** Source records follows **

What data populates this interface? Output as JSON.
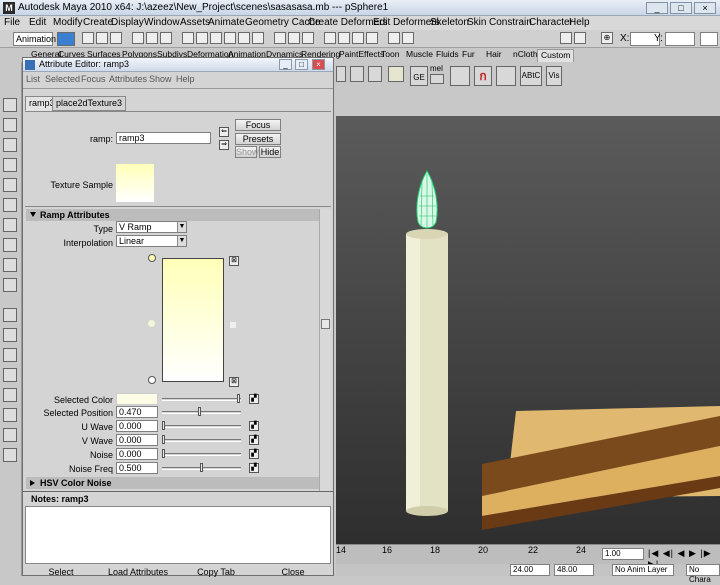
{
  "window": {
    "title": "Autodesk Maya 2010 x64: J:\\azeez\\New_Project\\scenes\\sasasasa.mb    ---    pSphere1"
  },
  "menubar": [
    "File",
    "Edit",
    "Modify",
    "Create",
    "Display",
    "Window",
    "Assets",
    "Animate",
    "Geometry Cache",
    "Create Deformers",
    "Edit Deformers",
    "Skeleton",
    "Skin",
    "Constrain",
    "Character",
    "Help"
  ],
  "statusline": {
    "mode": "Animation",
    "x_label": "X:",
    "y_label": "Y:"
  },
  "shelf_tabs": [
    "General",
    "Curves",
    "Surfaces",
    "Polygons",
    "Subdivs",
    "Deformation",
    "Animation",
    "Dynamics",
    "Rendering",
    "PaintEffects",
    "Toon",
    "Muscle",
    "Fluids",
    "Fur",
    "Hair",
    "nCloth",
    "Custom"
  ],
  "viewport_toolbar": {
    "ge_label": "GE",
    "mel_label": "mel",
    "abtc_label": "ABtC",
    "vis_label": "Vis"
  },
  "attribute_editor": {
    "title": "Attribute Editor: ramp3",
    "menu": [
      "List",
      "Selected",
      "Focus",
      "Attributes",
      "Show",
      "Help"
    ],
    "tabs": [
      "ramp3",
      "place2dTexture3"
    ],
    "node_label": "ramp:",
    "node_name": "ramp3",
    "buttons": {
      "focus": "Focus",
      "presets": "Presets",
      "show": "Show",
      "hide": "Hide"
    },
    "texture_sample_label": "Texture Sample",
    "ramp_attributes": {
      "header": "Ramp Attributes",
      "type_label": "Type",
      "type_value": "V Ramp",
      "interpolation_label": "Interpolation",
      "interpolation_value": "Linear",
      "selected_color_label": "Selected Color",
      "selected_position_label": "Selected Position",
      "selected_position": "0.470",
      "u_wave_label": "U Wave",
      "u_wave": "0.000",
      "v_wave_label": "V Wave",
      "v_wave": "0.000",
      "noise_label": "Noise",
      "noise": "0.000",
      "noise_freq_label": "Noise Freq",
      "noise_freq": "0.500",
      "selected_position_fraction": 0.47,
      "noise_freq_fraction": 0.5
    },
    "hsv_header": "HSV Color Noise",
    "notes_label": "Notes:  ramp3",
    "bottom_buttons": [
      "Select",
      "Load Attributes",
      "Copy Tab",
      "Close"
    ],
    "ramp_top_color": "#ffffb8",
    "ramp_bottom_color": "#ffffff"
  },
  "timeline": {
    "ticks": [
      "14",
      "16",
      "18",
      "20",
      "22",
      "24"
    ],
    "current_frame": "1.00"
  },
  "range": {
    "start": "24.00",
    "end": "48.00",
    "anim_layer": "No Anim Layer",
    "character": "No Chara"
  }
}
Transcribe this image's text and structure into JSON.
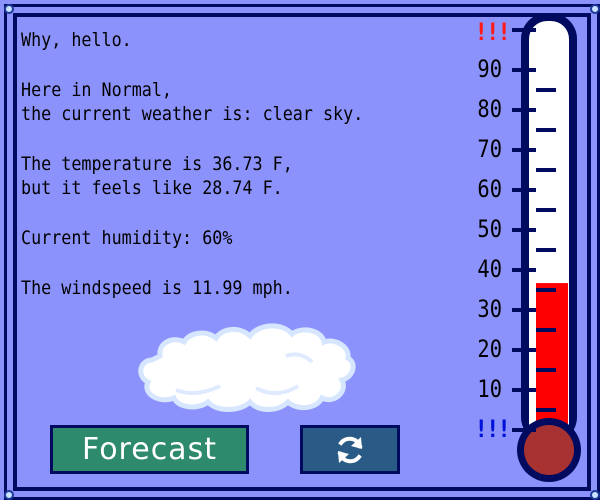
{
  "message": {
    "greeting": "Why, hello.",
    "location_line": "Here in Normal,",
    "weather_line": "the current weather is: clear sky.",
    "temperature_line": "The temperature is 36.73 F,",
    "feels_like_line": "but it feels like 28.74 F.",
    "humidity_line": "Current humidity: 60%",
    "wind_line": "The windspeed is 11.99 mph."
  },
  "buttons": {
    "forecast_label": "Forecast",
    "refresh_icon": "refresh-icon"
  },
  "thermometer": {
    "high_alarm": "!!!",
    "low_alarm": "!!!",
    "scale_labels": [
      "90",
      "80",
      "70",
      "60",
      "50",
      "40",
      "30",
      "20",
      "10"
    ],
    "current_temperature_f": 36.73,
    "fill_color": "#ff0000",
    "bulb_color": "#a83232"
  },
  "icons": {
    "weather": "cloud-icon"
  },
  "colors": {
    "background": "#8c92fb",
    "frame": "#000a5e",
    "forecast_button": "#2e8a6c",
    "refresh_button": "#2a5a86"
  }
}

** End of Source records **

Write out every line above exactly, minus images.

What data populates this interface? Output as JSON.
{
  "window": {
    "title": "Autodesk Maya 2010 x64: J:\\azeez\\New_Project\\scenes\\sasasasa.mb    ---    pSphere1"
  },
  "menubar": [
    "File",
    "Edit",
    "Modify",
    "Create",
    "Display",
    "Window",
    "Assets",
    "Animate",
    "Geometry Cache",
    "Create Deformers",
    "Edit Deformers",
    "Skeleton",
    "Skin",
    "Constrain",
    "Character",
    "Help"
  ],
  "statusline": {
    "mode": "Animation",
    "x_label": "X:",
    "y_label": "Y:"
  },
  "shelf_tabs": [
    "General",
    "Curves",
    "Surfaces",
    "Polygons",
    "Subdivs",
    "Deformation",
    "Animation",
    "Dynamics",
    "Rendering",
    "PaintEffects",
    "Toon",
    "Muscle",
    "Fluids",
    "Fur",
    "Hair",
    "nCloth",
    "Custom"
  ],
  "viewport_toolbar": {
    "ge_label": "GE",
    "mel_label": "mel",
    "abtc_label": "ABtC",
    "vis_label": "Vis"
  },
  "attribute_editor": {
    "title": "Attribute Editor: ramp3",
    "menu": [
      "List",
      "Selected",
      "Focus",
      "Attributes",
      "Show",
      "Help"
    ],
    "tabs": [
      "ramp3",
      "place2dTexture3"
    ],
    "node_label": "ramp:",
    "node_name": "ramp3",
    "buttons": {
      "focus": "Focus",
      "presets": "Presets",
      "show": "Show",
      "hide": "Hide"
    },
    "texture_sample_label": "Texture Sample",
    "ramp_attributes": {
      "header": "Ramp Attributes",
      "type_label": "Type",
      "type_value": "V Ramp",
      "interpolation_label": "Interpolation",
      "interpolation_value": "Linear",
      "selected_color_label": "Selected Color",
      "selected_position_label": "Selected Position",
      "selected_position": "0.470",
      "u_wave_label": "U Wave",
      "u_wave": "0.000",
      "v_wave_label": "V Wave",
      "v_wave": "0.000",
      "noise_label": "Noise",
      "noise": "0.000",
      "noise_freq_label": "Noise Freq",
      "noise_freq": "0.500",
      "selected_position_fraction": 0.47,
      "noise_freq_fraction": 0.5
    },
    "hsv_header": "HSV Color Noise",
    "notes_label": "Notes:  ramp3",
    "bottom_buttons": [
      "Select",
      "Load Attributes",
      "Copy Tab",
      "Close"
    ],
    "ramp_top_color": "#ffffb8",
    "ramp_bottom_color": "#ffffff"
  },
  "timeline": {
    "ticks": [
      "14",
      "16",
      "18",
      "20",
      "22",
      "24"
    ],
    "current_frame": "1.00"
  },
  "range": {
    "start": "24.00",
    "end": "48.00",
    "anim_layer": "No Anim Layer",
    "character": "No Chara"
  }
}
Transcribe this image's text and structure into JSON.
{
  "message": {
    "greeting": "Why, hello.",
    "location_line": "Here in Normal,",
    "weather_line": "the current weather is: clear sky.",
    "temperature_line": "The temperature is 36.73 F,",
    "feels_like_line": "but it feels like 28.74 F.",
    "humidity_line": "Current humidity: 60%",
    "wind_line": "The windspeed is 11.99 mph."
  },
  "buttons": {
    "forecast_label": "Forecast",
    "refresh_icon": "refresh-icon"
  },
  "thermometer": {
    "high_alarm": "!!!",
    "low_alarm": "!!!",
    "scale_labels": [
      "90",
      "80",
      "70",
      "60",
      "50",
      "40",
      "30",
      "20",
      "10"
    ],
    "current_temperature_f": 36.73,
    "fill_color": "#ff0000",
    "bulb_color": "#a83232"
  },
  "icons": {
    "weather": "cloud-icon"
  },
  "colors": {
    "background": "#8c92fb",
    "frame": "#000a5e",
    "forecast_button": "#2e8a6c",
    "refresh_button": "#2a5a86"
  }
}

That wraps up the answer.